Many of our potential investors don’t realize that they have the option of investing with us using money in retirement accounts such 401Ks from a previous employer or current IRAs. Using money from these sources can be easier for a household since the money typically won’t be needed for a long time, and has the added benefit of deferring income taxes on investment returns until you begin to make withdrawals.
(Of course, we can’t provide tax or legal advice and if you have any tax or legal questions you should consult your tax advisor and/or attorney.)
In the case of a 401K account with a previous employer, you have the option of rolling over that money into your own self-directed IRA account using a third-party IRA custodian service. We’ll discuss how to choose the right custodian in just a minute.
In the case of a 401K account with a current employer – unfortunately you will most likely not be able to use it for this type of investing.
If you have a self-directed IRA account, check with your current custodian to review the range of investment options they have available. Most only offer traditional options such as individual stocks or bonds, stock and bond mutual funds, CDs, money-market funds and REITs. In that case, you can choose to move all or part of your money to a self-directed IRA custodian with more flexible investment options such as real estate, trust deeds, mortgage pools and private placements.
Choosing the Right Self-Directed IRA Custodian
It’s easy to find IRA custodians – simply Google “IRA Custodian” and a number of them will show up in the search results. If possible, try to find those with an office near you. Then you can go visit them if you have a question or concern. (If not – it is possible to manage your accounts remotely.) Also find out what investment options they have available, and be sure to get a summary of their fees. It’s generally a good idea to compare fees across different providers and consider how they will affect your portfolio. Since most of the fees are absolute amounts rather than percentages, they affect larger portfolios less than smaller ones – but they will have the effect of reducing your total return.

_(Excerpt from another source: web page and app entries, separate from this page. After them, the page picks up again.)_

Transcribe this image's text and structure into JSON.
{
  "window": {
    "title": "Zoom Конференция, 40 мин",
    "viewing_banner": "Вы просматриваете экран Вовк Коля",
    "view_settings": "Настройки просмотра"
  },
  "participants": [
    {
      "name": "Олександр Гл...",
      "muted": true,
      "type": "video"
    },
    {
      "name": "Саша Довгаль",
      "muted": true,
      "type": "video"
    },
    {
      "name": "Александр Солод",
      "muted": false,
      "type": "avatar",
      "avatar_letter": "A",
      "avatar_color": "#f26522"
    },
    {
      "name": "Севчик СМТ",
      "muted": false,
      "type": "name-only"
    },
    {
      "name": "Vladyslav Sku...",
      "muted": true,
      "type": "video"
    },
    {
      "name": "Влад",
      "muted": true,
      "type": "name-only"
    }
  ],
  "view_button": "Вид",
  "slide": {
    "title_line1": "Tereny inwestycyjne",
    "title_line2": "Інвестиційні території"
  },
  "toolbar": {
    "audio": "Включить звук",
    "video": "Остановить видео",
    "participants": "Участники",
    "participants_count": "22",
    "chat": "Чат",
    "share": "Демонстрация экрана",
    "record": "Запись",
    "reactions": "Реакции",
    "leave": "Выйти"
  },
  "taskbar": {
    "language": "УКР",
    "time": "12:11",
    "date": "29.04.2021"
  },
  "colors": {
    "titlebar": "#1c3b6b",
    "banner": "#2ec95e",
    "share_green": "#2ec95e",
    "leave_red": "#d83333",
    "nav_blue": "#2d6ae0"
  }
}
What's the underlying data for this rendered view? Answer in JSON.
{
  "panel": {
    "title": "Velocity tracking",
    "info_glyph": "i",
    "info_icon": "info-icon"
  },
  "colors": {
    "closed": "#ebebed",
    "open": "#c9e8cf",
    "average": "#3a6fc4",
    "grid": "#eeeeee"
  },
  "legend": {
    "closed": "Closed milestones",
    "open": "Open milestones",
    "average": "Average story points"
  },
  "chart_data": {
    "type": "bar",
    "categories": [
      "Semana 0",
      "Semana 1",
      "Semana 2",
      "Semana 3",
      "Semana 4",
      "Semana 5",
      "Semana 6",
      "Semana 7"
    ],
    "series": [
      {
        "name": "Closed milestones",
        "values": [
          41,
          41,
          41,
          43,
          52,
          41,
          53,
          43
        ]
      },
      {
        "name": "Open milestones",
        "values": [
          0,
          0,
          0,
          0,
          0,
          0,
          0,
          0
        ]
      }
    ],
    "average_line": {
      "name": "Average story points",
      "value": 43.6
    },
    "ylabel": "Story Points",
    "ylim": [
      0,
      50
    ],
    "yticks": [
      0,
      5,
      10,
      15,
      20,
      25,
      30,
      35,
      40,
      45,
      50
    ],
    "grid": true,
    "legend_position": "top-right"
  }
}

However, if you choose the right investments you can more than make up your custodian’s fees.